Ann Kring, Professor

Closed (1) Motivation and Emotional Expression in Schizophrenia

Closed. This professor is continuing with Spring 2018 apprentices on this project; no new apprentices needed for Fall 2018.

Negative symptoms of schizophrenia, such as social withdrawal, diminished emotional expressivity, and deficits in motivation, can have devastating effects on social and occupational functioning. To better understand the nature of negative symptoms, the following projects explore how people with schizophrenia 1) describe their social relationships and 2) regulate their emotional experience and expression.

We will be working on two different projects together.

Utilizing responses to clinical interviews that assess for motivation, pleasure, and emotion expression, we intend to study how people with schizophrenia communicate about their social lives. Research assistants will assist in the implementation of a coding system of interview responses.

Though emotional expressivity deficits in schizophrenia have been well established, relatively little is known about how people with schizophrenia increase and decrease their experience and expression of emotion to meet contextual demands.
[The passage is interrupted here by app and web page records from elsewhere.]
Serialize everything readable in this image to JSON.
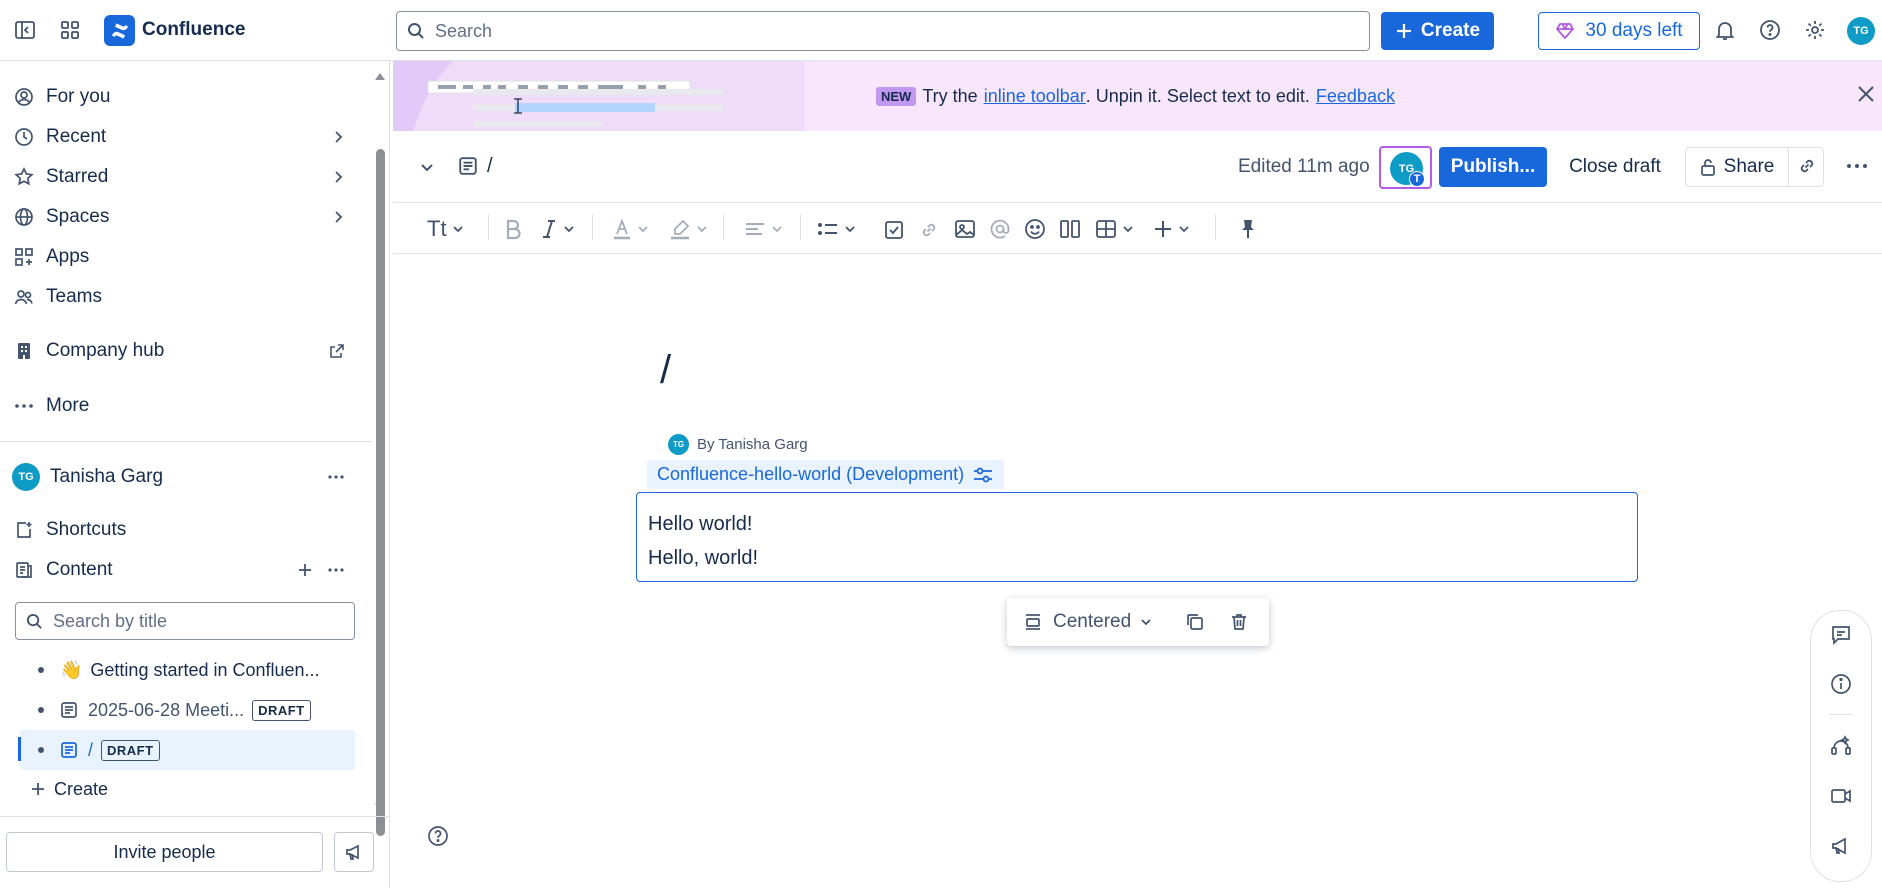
{
  "app": {
    "name": "Confluence"
  },
  "topbar": {
    "search_placeholder": "Search",
    "create_label": "Create",
    "trial_label": "30 days left",
    "avatar_initials": "TG"
  },
  "sidebar": {
    "nav": [
      {
        "label": "For you"
      },
      {
        "label": "Recent"
      },
      {
        "label": "Starred"
      },
      {
        "label": "Spaces"
      },
      {
        "label": "Apps"
      },
      {
        "label": "Teams"
      }
    ],
    "company_hub": "Company hub",
    "more": "More",
    "user": {
      "initials": "TG",
      "name": "Tanisha Garg"
    },
    "shortcuts": "Shortcuts",
    "content": "Content",
    "search_placeholder": "Search by title",
    "tree": [
      {
        "emoji": "👋",
        "label": "Getting started in Confluen..."
      },
      {
        "label": "2025-06-28 Meeti...",
        "badge": "DRAFT"
      },
      {
        "label": "/",
        "badge": "DRAFT"
      }
    ],
    "create": "Create",
    "invite": "Invite people"
  },
  "banner": {
    "tag": "NEW",
    "text_before": "Try the",
    "link": "inline toolbar",
    "text_after": ". Unpin it. Select text to edit.",
    "feedback": "Feedback"
  },
  "pagebar": {
    "crumb": "/",
    "edited": "Edited 11m ago",
    "avatar_initials": "TG",
    "avatar_badge": "T",
    "publish": "Publish...",
    "close_draft": "Close draft",
    "share": "Share"
  },
  "toolbar": {
    "text_style": "Tt"
  },
  "page": {
    "title": "/",
    "byline_initials": "TG",
    "byline": "By Tanisha Garg",
    "space": "Confluence-hello-world (Development)",
    "lines": [
      "Hello world!",
      "Hello, world!"
    ]
  },
  "floatbar": {
    "alignment": "Centered"
  }
}
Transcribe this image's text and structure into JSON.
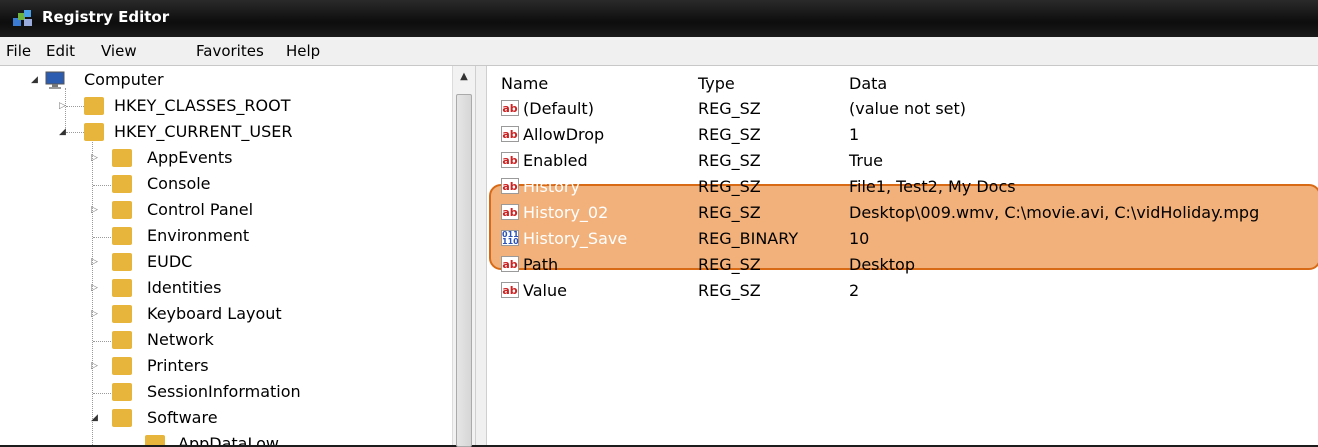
{
  "window": {
    "title": "Registry Editor"
  },
  "menu": [
    "File",
    "Edit",
    "View",
    "Favorites",
    "Help"
  ],
  "tree": {
    "root": "Computer",
    "hives": [
      "HKEY_CLASSES_ROOT",
      "HKEY_CURRENT_USER"
    ],
    "hkcu_children": [
      "AppEvents",
      "Console",
      "Control Panel",
      "Environment",
      "EUDC",
      "Identities",
      "Keyboard Layout",
      "Network",
      "Printers",
      "SessionInformation",
      "Software"
    ],
    "partial": "AppDataLow"
  },
  "columns": {
    "name": "Name",
    "type": "Type",
    "data": "Data"
  },
  "values": [
    {
      "name": "(Default)",
      "type": "REG_SZ",
      "data": "(value not set)",
      "icon": "ab"
    },
    {
      "name": "AllowDrop",
      "type": "REG_SZ",
      "data": "1",
      "icon": "ab"
    },
    {
      "name": "Enabled",
      "type": "REG_SZ",
      "data": "True",
      "icon": "ab"
    },
    {
      "name": "History",
      "type": "REG_SZ",
      "data": "File1, Test2, My Docs",
      "icon": "ab"
    },
    {
      "name": "History_02",
      "type": "REG_SZ",
      "data": "Desktop\\009.wmv, C:\\movie.avi, C:\\vidHoliday.mpg",
      "icon": "ab"
    },
    {
      "name": "History_Save",
      "type": "REG_BINARY",
      "data": "10",
      "icon": "bin"
    },
    {
      "name": "Path",
      "type": "REG_SZ",
      "data": "Desktop",
      "icon": "ab"
    },
    {
      "name": "Value",
      "type": "REG_SZ",
      "data": "2",
      "icon": "ab"
    }
  ],
  "icon_glyphs": {
    "ab": "ab",
    "bin": "011\n110"
  },
  "colors": {
    "highlight": "#ec8c3c",
    "folder": "#e8b53c"
  }
}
Before we can tackle this issue, we first need to better understand how people without schizophrenia do this. The current study will explore the role of situational factors in the regulation of emotion in college students. Research assistants will be responsible for assisting in study design, data collection, and data management.
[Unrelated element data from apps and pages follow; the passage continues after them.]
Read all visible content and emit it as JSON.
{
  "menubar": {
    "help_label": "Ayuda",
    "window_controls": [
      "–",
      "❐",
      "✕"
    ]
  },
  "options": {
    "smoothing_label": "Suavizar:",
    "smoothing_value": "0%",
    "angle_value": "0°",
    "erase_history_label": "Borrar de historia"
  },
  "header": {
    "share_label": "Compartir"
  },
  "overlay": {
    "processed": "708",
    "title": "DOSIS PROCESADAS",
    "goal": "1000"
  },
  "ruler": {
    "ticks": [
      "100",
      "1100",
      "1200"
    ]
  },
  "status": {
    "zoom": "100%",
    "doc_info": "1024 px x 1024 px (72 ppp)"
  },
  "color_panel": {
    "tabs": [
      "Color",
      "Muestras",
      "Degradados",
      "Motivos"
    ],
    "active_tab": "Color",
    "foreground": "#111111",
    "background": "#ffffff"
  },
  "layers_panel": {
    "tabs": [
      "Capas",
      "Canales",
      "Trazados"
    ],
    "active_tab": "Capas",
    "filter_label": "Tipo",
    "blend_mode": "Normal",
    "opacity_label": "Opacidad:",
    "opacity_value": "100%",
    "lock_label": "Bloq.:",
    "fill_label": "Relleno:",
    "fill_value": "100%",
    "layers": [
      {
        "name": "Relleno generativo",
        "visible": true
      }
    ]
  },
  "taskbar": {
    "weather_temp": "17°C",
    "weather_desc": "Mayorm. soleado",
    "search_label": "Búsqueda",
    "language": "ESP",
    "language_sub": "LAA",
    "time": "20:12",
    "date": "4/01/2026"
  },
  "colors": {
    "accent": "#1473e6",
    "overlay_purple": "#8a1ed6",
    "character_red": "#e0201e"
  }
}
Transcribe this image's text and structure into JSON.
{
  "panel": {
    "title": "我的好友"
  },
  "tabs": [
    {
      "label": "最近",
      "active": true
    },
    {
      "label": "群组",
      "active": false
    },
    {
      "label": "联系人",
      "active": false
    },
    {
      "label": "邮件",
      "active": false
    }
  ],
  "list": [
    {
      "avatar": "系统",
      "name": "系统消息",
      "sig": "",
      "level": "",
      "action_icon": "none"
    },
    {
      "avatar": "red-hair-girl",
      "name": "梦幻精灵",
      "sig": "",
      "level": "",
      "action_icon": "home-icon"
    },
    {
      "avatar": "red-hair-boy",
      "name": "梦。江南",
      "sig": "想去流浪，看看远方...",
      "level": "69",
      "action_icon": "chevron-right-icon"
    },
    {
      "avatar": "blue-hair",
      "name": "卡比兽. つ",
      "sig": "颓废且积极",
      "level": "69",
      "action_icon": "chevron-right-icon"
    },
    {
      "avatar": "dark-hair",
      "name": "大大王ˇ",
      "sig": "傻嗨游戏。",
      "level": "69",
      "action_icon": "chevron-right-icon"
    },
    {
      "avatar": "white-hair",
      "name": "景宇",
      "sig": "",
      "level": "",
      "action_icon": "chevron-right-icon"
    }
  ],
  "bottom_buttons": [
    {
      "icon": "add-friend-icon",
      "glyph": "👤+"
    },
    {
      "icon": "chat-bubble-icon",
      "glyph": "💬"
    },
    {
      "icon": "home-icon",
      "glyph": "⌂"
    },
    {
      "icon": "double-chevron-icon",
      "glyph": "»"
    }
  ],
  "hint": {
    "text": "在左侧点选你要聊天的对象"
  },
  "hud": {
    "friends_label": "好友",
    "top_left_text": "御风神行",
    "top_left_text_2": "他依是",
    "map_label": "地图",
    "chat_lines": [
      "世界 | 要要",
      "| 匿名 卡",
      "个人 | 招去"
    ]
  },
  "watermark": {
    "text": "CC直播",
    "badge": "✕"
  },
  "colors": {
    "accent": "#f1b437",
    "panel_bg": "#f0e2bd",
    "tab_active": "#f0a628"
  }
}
Research assistants will also participate in weekly meetings to discuss relevant background readings in the domains of emotion regulation and motivation. Other duties may include document preparation, data entry, data analysis, and literature reviews. Through participation in the described projects, research assistants will become familiar with the clinical research process and learn more about social and emotional processes in people with and without schizophrenia.

Day-to-day supervisor for this project: Lauren Weittenhiller, Graduate Student
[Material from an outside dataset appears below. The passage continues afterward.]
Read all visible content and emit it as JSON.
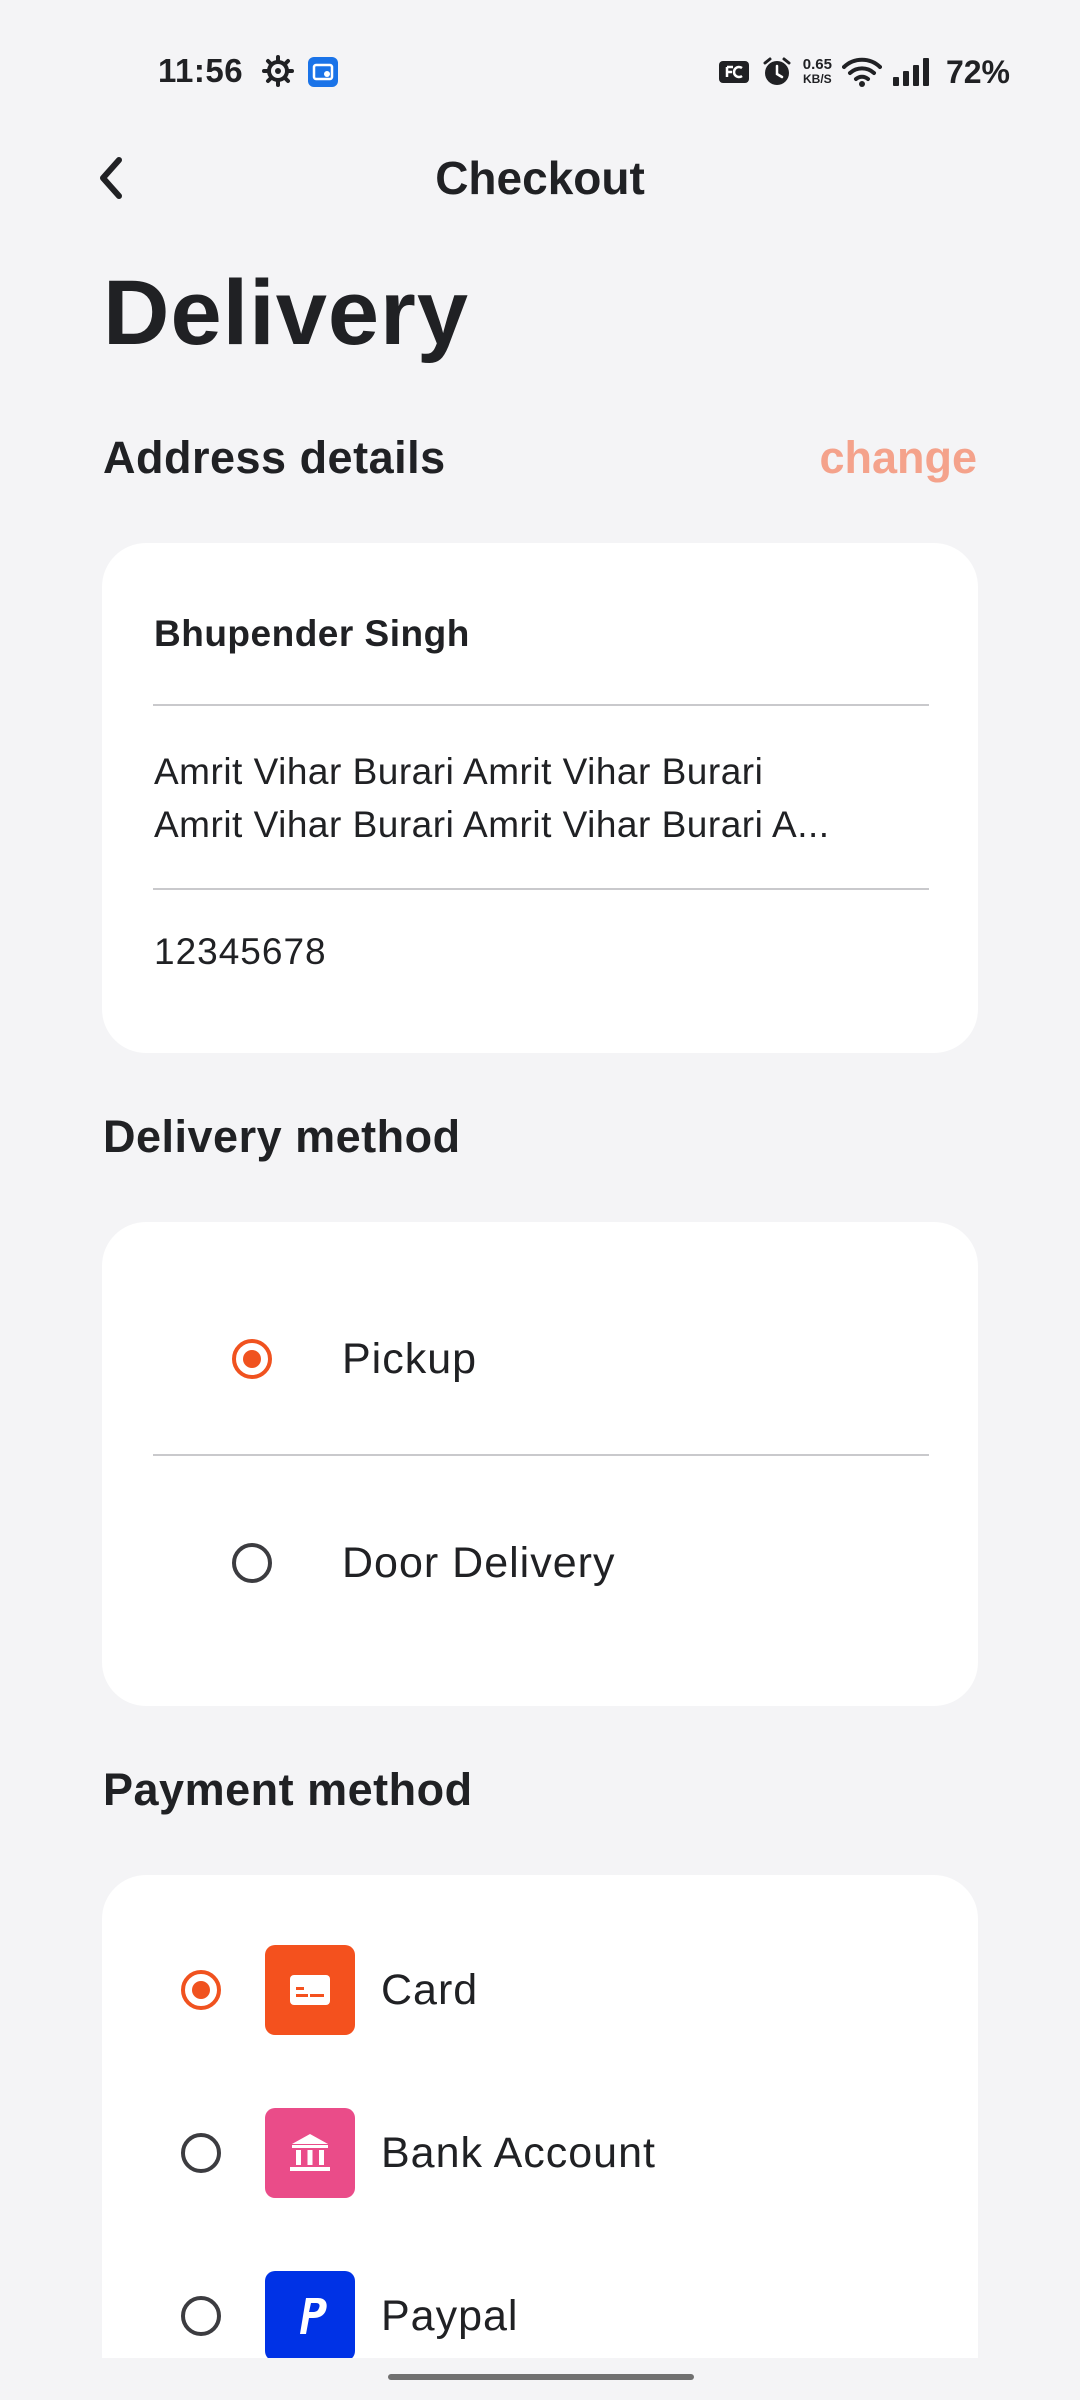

Qualifications: We are seeking motivated students with an interest in psychology, and availability with class schedules to accommodate session scheduling throughout the week. Punctuality, professionalism, and a careful and conscientious demeanor are imperative. Strong interpersonal skills and a comfort with interacting with research participants is required.

Weekly Hours: 6-8 hrs